On April 7, Carter went most of the way toward shutting down remaining U.S. commerce with Iran by imposing full-scale sanctions. Among the further steps reported to be under consideration now are banning all imports from Iran and prohibiting U.S. ships from carrying Iranian cargo.

There were some suggestions that an across-the-board embargo on U.S. trade with Iran is under study.

Powell denied a report in The Boston Globe that the United States is prepared to impose a naval blockade on Iran if nonmilitary measures fail to break the hostage stalemate by mid-May. Characterizing the report as "wrong," Powell said that, as of now, "President Carter has not decided on a blockade."

Administration officials have made clear in the last several days that they have set the middle of May as a deadline for a major U.S. reassessment of the Iran crisis.

Late last month, U.S. allies were informed that they might be asked to break off diplomatic relations with Iran by the middle of May if measures did not bring substantial progress toward release of the American hostages.

Secretary of State Cyrus R. Vance is planning to attend the celebration of the 25th anniversary of the Austrian peace treaty in Vienna May 15-16. Soviet Foreign Minister Andrei A. Gromyko is expected to attend the event on May 16, and there are indications that the top U.S. and Soviet diplomats will seize the occasion to discuss the growing strain between the superpowers regarding Iran and the continuing tension over Afghanistan.

Administration officials said, however, that Carter has not yet approved a wide-ranging Vance-Gromyko discussion in Vienna. If a top-level U.S.-Soviet meeting does occur, it will be the first since the taking of the American hostages by Iranian militants last Nov. 4 and the soviet invasion of Afghanistan Dec. 27.

Vance is also expected to discuss the Iranian situation with U.S. allies during his European trip, possibly in the form of a meeting of NATO foreign ministers.

U.S. sources gave some additional detials and assessments yesterday of the reports of a buildup of Soviet military forces in the Transcaucasian military district adjacent to the Soviet-Iran border. The reports, which have circulated in Washington since early this year, were given new prominence by a broadcast interview Monday night with presidential assistant Zbigniew Brzezinski.

Brzezinski's point in citing the reported Soviet activity was to warn Iran that it faces a serious threat from the north, which makes the continued U.S.-Iranian conflict over the hostages dangerous as well as pointless.

State Department spokesman Hodding Carter said the current U.S. analysis of the Soviet activity does not suggest that it is "aimed at the border of Iran."

Carter said the U.S. studies "see no intention" by the Soviets to move into Iran militarily, but he added that the "enchanced capability and level of activity" should be a source of concern to Iran.
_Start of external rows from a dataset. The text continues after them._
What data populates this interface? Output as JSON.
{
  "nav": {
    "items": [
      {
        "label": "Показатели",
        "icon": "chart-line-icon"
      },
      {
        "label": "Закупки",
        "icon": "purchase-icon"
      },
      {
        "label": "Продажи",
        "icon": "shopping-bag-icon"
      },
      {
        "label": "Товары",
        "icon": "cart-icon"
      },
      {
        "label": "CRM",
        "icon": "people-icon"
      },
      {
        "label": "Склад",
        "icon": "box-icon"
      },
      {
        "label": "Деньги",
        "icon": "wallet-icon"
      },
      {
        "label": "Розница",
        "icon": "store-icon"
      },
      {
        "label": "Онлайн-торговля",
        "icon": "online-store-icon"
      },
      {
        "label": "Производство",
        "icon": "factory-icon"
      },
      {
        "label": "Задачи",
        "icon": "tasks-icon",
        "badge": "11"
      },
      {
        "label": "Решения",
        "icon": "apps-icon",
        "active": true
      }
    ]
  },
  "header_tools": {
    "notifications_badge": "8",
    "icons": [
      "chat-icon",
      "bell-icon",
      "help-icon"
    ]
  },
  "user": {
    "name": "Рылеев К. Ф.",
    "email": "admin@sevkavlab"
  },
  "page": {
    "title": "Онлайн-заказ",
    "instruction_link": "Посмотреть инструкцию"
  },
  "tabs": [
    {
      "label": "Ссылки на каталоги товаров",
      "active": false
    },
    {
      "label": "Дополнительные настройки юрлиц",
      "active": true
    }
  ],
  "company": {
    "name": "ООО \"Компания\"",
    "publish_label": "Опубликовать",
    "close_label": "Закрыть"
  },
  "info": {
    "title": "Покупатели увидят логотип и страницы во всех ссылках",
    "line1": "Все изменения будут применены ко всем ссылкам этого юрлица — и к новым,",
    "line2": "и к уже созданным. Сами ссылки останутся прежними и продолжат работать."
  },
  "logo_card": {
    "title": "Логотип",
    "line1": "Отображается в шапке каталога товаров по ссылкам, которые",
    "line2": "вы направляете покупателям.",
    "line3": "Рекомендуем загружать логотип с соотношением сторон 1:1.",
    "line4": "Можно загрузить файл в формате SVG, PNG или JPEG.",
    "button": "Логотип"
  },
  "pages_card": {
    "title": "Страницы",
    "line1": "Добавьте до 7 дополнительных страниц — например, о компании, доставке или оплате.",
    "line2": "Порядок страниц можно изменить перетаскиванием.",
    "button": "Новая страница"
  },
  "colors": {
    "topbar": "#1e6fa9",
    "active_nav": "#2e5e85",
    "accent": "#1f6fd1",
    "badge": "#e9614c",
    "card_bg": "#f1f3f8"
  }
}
Official sources said U.S. intelligence reports indicated a steady though gradual increase in the manning level and readiness of Soviet units in the Iranian border region beginning late last year. A U.S. analysis completed within the past week is said to have note improvements in Soviet air defenses, armored personnel carries and communications capability.
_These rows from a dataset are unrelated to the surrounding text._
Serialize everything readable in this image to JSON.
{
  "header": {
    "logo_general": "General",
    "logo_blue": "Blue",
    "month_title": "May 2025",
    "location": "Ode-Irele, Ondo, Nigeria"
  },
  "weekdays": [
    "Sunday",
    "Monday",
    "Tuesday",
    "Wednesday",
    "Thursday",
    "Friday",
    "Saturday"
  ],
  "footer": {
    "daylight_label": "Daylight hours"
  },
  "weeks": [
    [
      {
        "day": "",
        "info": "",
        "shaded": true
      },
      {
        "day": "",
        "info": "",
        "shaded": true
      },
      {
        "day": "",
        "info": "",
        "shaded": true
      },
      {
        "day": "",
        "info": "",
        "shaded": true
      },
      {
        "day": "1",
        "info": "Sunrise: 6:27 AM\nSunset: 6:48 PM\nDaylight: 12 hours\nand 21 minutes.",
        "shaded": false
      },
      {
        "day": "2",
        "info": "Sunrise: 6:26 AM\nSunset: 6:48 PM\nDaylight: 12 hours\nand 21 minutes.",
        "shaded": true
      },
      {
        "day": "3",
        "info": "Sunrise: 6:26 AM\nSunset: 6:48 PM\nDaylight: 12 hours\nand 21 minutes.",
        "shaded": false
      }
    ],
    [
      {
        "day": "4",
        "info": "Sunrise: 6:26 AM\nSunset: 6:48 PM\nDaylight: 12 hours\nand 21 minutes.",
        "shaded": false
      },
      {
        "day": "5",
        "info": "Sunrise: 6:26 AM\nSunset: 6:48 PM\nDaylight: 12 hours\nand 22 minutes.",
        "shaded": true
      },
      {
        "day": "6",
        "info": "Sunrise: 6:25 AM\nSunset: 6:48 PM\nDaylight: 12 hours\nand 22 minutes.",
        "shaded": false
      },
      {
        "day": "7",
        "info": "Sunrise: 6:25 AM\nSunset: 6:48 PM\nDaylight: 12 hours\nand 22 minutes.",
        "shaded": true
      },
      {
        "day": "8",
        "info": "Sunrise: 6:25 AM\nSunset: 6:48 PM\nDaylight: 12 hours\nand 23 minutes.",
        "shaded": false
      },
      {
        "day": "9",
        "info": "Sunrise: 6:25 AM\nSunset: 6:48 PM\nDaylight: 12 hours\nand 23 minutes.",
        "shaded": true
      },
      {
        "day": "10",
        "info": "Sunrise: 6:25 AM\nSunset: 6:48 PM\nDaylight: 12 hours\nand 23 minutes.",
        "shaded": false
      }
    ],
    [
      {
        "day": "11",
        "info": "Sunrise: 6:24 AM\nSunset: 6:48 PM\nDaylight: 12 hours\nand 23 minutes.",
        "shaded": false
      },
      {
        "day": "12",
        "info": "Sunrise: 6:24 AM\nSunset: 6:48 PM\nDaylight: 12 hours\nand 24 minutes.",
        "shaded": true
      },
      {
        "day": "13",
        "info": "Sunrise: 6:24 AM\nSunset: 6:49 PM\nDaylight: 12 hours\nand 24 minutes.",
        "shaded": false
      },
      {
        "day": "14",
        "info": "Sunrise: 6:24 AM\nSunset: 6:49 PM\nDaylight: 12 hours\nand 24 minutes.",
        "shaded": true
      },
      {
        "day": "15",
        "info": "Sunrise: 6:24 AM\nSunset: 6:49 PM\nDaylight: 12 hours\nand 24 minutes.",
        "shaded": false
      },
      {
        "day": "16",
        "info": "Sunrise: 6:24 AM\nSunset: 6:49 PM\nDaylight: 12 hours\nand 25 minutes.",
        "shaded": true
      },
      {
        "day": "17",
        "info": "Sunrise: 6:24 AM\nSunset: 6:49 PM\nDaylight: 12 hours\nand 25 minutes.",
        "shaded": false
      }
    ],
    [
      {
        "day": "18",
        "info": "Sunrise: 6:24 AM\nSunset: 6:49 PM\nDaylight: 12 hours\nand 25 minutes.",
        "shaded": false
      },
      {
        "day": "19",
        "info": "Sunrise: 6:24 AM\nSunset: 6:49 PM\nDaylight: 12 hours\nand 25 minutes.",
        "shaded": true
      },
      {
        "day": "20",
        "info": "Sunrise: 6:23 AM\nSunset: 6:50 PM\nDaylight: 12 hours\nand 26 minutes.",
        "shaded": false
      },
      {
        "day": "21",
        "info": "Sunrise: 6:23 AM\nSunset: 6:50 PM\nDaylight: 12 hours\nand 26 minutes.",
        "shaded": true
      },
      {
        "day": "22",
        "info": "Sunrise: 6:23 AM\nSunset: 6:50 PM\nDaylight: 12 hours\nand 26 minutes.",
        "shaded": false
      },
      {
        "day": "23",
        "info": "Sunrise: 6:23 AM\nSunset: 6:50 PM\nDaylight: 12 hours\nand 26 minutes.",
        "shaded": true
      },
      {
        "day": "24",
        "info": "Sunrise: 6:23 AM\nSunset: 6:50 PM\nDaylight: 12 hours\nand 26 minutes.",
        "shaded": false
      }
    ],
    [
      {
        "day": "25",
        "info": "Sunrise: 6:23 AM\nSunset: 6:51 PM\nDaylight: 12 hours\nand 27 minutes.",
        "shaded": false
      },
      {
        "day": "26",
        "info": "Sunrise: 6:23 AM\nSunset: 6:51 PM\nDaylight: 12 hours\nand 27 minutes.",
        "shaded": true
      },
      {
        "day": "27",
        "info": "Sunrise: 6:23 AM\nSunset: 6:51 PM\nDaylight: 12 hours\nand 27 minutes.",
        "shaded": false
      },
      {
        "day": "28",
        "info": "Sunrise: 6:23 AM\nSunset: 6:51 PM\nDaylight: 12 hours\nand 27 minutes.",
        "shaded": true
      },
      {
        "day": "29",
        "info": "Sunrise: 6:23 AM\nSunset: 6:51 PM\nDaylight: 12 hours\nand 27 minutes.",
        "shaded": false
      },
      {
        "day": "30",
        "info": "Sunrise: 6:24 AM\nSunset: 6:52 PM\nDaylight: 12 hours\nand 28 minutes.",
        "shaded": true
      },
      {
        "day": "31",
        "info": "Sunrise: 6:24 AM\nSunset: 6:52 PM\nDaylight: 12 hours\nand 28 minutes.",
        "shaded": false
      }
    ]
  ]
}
The communications improvements is reported to have attached special attention because the radios involved are not usually given to Sovien units on routine border duty.